An institution for 22 years, the St. Patrickís Day Parade was cancelled due to a low number of volunteers and problems that occurred last year when people refused to dissipate after the parade.

Although Highway 83 was paved with Save St. Patís and campaign signs, there was no procession in sight. Vogl said he missed the pageantry and the visitors it brought to his pub.

"I had people here from Ireland last year. With that volume of people you are going to have problems, but it was no battle zone," said Vogl.


Corrine Christenson looks at a model of Thompson School at the St. Patrickís Day celebration at the Erin Town Hall Sunday. The family-friendly event included historical exhibits, corned beef and pipe music, but no parade this year. The family-friendly event was sponsored by the Save St. Patrick group and the St. Patrickís Ladies Altar Society.

"I donít blame them for not having the parade," said Nancy Henke, who brought her collected history of Erin to the town hall. "A number of rowdy people refused to listen to volunteers. I donít blame them one bit."

That failure to listen to volunteers and disburse contributed to tragedy last year when a 45-year-old Richfield man stumbled and fell onto Highway K where he was hit by a slow-moving vehicle. He died two days later.

"Itís not the same without the parade, but itís still good," said Jordan Coffey.

When contacted this morning, Washington County Sheriff Jack Theusch said there were two incidents - a rollover accident and theft - reported in the township from noon Sunday to 7 a.m. today.

"Neither incident was connected to the celebration," said Theusch.

Family and history took precedent at the town hall as the Save St. Patrick Preservation committee and St. Patrickís Ladies Altar Society raised money to help finance their case against the closing of the parish.

Maureen Fitzsimmons Vanden Heuvel, member of the committee and one of the organizers of the town party, said there had been a steady stream of visitors all day. For some, the wearing of the green was considered a neighborly courtesy.

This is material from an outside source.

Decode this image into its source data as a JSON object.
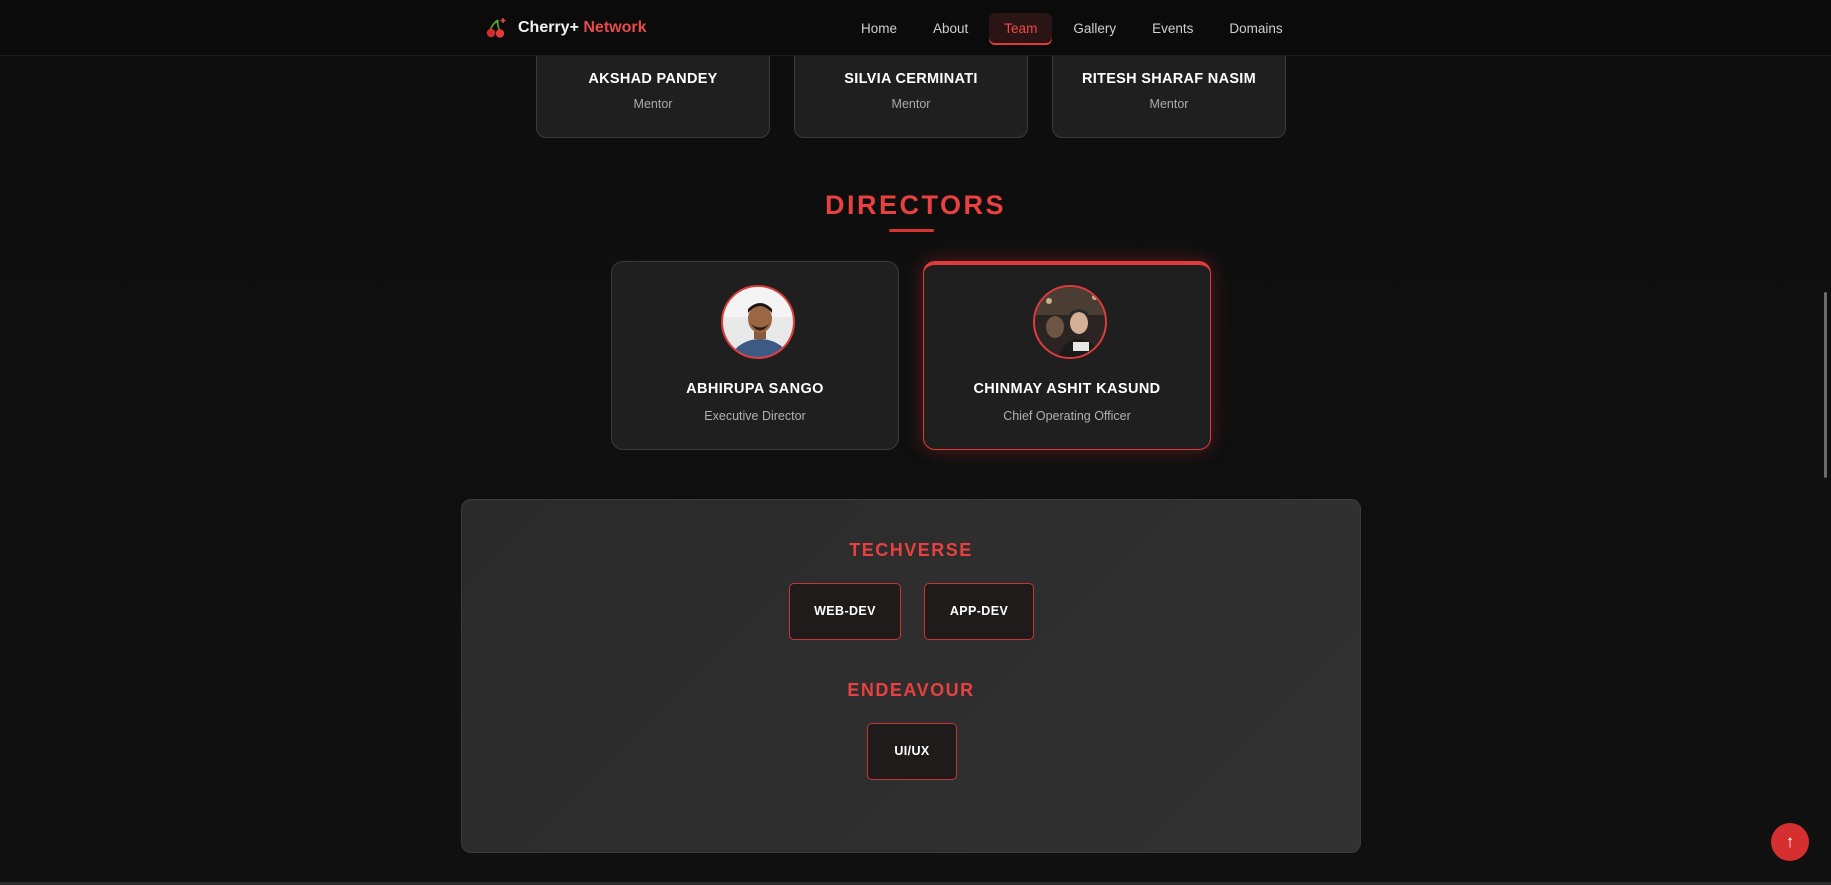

Too early to celebrate Syttende Mai, Corrine and Charles Christenson traded lefse for corned beef sandwiches.

"Our grandparents were the only Norwegians in the town of Erin," said Corrine Christenson, who now lives just over the Dodge County line near St. Olaf Lutheran Church.

Henkeís formidable collection crowded tables with plat maps, newspaper clippings and articles saved for the St. Patrick Church history book.

The church will be 150 years old in 2005, and Henke said she and her husband Evarist may have to use their own money to have the book published.

Henke also contributed to the town of Erinís sesquicentennial book and the family has its own place in the townshipís history.

"My husbandís great grandfather was Roman Goetz," said Nancy Henke.

A 16-foot-tall cross fashioned by Goetz is displayed near the chapel.

Patricia Stapleton marveled at Evarist Henkeís hand-built models of local churches and schoolhouses.

A Shamrock School student in the 1950s, she was impressed by the detail of the miniature structure.

"It sure brought back memories," said Stapleton.

Dorothy Carl sat near an enormous photo of fellow Thompson School classmates, circa 1952.

"I was sitting in the corner - I got cut out of the photo," said Carl, who lives in Portage, but returns frequently to visit family.

Near a huge map of the township, Coffey, 16, was giving cousin Shawn Stapleton, 8, the nickel tour.

"Thereís Mrs. Clooneys, the McConvilles and the (Erin) school," said Coffey as Stapleton tried to follow the winding roads dotted with farms.

"Weíve always lived in Erin," Coffey said.